• [WORK TASK]: Copies of all lines that contain "filters" are needed; take them from the data below.
::::
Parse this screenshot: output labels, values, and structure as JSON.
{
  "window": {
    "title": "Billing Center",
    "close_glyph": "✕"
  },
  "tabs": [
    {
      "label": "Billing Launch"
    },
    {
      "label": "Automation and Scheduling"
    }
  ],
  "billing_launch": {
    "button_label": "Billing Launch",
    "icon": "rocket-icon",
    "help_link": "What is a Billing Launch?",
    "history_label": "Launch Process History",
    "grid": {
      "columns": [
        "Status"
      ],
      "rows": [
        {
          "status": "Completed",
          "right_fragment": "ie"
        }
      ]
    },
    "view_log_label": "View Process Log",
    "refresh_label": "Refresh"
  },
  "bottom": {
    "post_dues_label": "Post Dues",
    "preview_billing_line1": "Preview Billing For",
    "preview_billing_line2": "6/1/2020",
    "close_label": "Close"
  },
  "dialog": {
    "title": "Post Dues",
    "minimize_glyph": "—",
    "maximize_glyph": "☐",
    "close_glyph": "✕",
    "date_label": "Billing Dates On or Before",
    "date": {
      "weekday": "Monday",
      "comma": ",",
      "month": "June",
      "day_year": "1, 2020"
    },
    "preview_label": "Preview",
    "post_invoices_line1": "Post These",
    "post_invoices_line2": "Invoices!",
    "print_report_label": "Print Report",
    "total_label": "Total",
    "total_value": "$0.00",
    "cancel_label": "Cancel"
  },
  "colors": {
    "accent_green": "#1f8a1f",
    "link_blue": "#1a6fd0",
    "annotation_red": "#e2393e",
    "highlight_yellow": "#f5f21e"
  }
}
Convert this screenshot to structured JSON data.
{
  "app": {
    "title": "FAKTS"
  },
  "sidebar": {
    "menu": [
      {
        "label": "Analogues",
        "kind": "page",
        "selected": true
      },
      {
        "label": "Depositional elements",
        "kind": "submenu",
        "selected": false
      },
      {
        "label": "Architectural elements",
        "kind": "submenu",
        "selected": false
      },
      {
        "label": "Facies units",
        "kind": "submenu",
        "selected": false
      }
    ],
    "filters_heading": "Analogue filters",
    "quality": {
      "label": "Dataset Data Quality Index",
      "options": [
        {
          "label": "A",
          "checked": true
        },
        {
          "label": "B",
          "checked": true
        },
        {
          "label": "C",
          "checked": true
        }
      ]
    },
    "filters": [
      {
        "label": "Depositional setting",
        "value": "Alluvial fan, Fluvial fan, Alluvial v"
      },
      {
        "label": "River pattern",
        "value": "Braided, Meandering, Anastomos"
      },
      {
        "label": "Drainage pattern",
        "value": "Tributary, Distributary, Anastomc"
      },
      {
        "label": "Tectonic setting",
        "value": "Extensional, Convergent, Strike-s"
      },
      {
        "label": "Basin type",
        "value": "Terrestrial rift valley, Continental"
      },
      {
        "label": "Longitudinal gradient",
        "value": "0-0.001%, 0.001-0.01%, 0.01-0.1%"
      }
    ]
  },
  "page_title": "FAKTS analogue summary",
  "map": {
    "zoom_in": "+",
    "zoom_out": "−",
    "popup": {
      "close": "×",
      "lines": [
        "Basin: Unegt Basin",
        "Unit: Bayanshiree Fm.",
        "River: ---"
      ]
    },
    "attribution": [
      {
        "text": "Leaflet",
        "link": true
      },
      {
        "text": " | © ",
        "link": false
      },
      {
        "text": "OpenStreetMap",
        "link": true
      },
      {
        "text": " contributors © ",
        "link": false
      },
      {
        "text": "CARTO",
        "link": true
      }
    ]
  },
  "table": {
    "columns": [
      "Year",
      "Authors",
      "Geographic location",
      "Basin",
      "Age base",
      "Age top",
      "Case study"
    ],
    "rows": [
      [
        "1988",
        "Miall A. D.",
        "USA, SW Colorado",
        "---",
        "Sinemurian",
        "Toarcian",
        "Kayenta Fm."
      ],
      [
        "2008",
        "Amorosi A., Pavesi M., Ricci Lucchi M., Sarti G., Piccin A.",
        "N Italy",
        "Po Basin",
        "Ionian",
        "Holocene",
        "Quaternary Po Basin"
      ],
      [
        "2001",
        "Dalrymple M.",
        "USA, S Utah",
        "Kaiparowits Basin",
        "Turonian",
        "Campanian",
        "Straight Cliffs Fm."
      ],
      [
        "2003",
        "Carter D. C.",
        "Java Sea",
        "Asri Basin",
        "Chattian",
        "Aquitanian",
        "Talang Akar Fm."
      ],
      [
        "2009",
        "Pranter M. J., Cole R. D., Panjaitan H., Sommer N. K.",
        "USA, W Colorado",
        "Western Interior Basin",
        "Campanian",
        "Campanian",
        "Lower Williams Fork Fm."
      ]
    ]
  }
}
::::
• [TASK OUTPUT]:
    "filters_heading": "Analogue filters",
    "filters": [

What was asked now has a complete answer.